**Work item**:
Retype every entry in its entirety, without alteration.

**Provided data**:

────────

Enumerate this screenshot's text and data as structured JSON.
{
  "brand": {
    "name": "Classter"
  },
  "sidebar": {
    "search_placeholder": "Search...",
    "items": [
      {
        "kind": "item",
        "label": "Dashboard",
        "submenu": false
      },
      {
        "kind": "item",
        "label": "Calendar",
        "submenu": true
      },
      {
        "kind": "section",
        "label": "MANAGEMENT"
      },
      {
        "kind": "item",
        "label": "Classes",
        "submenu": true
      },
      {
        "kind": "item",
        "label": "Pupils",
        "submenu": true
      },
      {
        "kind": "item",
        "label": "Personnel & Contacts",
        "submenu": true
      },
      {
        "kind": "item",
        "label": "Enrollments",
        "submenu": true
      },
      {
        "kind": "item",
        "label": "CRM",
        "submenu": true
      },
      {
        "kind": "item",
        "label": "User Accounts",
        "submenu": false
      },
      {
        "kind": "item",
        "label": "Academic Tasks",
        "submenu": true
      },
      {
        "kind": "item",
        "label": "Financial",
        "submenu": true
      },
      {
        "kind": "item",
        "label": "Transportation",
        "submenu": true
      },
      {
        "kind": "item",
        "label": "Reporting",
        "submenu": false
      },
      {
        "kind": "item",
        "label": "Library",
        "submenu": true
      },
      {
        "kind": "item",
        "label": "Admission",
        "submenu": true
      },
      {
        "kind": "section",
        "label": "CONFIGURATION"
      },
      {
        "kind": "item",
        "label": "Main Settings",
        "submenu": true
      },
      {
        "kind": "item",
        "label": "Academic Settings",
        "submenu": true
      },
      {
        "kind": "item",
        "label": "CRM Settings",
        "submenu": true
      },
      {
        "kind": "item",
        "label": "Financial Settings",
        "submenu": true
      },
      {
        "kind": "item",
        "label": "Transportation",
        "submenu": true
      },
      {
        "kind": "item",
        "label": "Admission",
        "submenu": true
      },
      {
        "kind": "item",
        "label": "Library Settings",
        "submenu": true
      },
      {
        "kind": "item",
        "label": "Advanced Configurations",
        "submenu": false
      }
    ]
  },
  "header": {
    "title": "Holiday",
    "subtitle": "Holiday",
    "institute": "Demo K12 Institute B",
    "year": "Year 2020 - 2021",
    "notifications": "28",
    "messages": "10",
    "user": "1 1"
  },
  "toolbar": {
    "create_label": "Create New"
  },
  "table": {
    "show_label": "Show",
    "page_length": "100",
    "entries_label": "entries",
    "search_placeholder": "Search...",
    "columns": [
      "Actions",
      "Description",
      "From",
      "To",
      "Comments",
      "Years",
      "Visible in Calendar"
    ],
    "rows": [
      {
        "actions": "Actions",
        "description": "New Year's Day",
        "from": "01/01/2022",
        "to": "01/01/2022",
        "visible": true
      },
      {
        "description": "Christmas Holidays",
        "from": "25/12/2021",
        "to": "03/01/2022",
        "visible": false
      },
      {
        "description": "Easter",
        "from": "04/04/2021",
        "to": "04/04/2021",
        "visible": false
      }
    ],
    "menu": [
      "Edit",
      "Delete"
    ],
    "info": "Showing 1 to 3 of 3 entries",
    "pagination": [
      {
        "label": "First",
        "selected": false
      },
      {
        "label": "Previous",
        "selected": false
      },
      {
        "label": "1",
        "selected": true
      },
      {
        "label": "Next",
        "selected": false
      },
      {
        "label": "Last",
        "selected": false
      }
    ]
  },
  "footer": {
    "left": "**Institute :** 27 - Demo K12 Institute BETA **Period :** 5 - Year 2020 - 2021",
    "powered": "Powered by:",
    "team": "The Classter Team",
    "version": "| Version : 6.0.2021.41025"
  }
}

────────

**Written response**:
Enumerate this screenshot's text and data as structured JSON.
{
  "brand": {
    "name": "Classter"
  },
  "sidebar": {
    "search_placeholder": "Search...",
    "items": [
      {
        "kind": "item",
        "label": "Dashboard",
        "submenu": false
      },
      {
        "kind": "item",
        "label": "Calendar",
        "submenu": true
      },
      {
        "kind": "section",
        "label": "MANAGEMENT"
      },
      {
        "kind": "item",
        "label": "Classes",
        "submenu": true
      },
      {
        "kind": "item",
        "label": "Pupils",
        "submenu": true
      },
      {
        "kind": "item",
        "label": "Personnel & Contacts",
        "submenu": true
      },
      {
        "kind": "item",
        "label": "Enrollments",
        "submenu": true
      },
      {
        "kind": "item",
        "label": "CRM",
        "submenu": true
      },
      {
        "kind": "item",
        "label": "User Accounts",
        "submenu": false
      },
      {
        "kind": "item",
        "label": "Academic Tasks",
        "submenu": true
      },
      {
        "kind": "item",
        "label": "Financial",
        "submenu": true
      },
      {
        "kind": "item",
        "label": "Transportation",
        "submenu": true
      },
      {
        "kind": "item",
        "label": "Reporting",
        "submenu": false
      },
      {
        "kind": "item",
        "label": "Library",
        "submenu": true
      },
      {
        "kind": "item",
        "label": "Admission",
        "submenu": true
      },
      {
        "kind": "section",
        "label": "CONFIGURATION"
      },
      {
        "kind": "item",
        "label": "Main Settings",
        "submenu": true
      },
      {
        "kind": "item",
        "label": "Academic Settings",
        "submenu": true
      },
      {
        "kind": "item",
        "label": "CRM Settings",
        "submenu": true
      },
      {
        "kind": "item",
        "label": "Financial Settings",
        "submenu": true
      },
      {
        "kind": "item",
        "label": "Transportation",
        "submenu": true
      },
      {
        "kind": "item",
        "label": "Admission",
        "submenu": true
      },
      {
        "kind": "item",
        "label": "Library Settings",
        "submenu": true
      },
      {
        "kind": "item",
        "label": "Advanced Configurations",
        "submenu": false
      }
    ]
  },
  "header": {
    "title": "Holiday",
    "subtitle": "Holiday",
    "institute": "Demo K12 Institute B",
    "year": "Year 2020 - 2021",
    "notifications": "28",
    "messages": "10",
    "user": "1 1"
  },
  "toolbar": {
    "create_label": "Create New"
  },
  "table": {
    "show_label": "Show",
    "page_length": "100",
    "entries_label": "entries",
    "search_placeholder": "Search...",
    "columns": [
      "Actions",
      "Description",
      "From",
      "To",
      "Comments",
      "Years",
      "Visible in Calendar"
    ],
    "rows": [
      {
        "actions": "Actions",
        "description": "New Year's Day",
        "from": "01/01/2022",
        "to": "01/01/2022",
        "visible": true
      },
      {
        "description": "Christmas Holidays",
        "from": "25/12/2021",
        "to": "03/01/2022",
        "visible": false
      },
      {
        "description": "Easter",
        "from": "04/04/2021",
        "to": "04/04/2021",
        "visible": false
      }
    ],
    "menu": [
      "Edit",
      "Delete"
    ],
    "info": "Showing 1 to 3 of 3 entries",
    "pagination": [
      {
        "label": "First",
        "selected": false
      },
      {
        "label": "Previous",
        "selected": false
      },
      {
        "label": "1",
        "selected": true
      },
      {
        "label": "Next",
        "selected": false
      },
      {
        "label": "Last",
        "selected": false
      }
    ]
  },
  "footer": {
    "left": "**Institute :** 27 - Demo K12 Institute BETA **Period :** 5 - Year 2020 - 2021",
    "powered": "Powered by:",
    "team": "The Classter Team",
    "version": "| Version : 6.0.2021.41025"
  }
}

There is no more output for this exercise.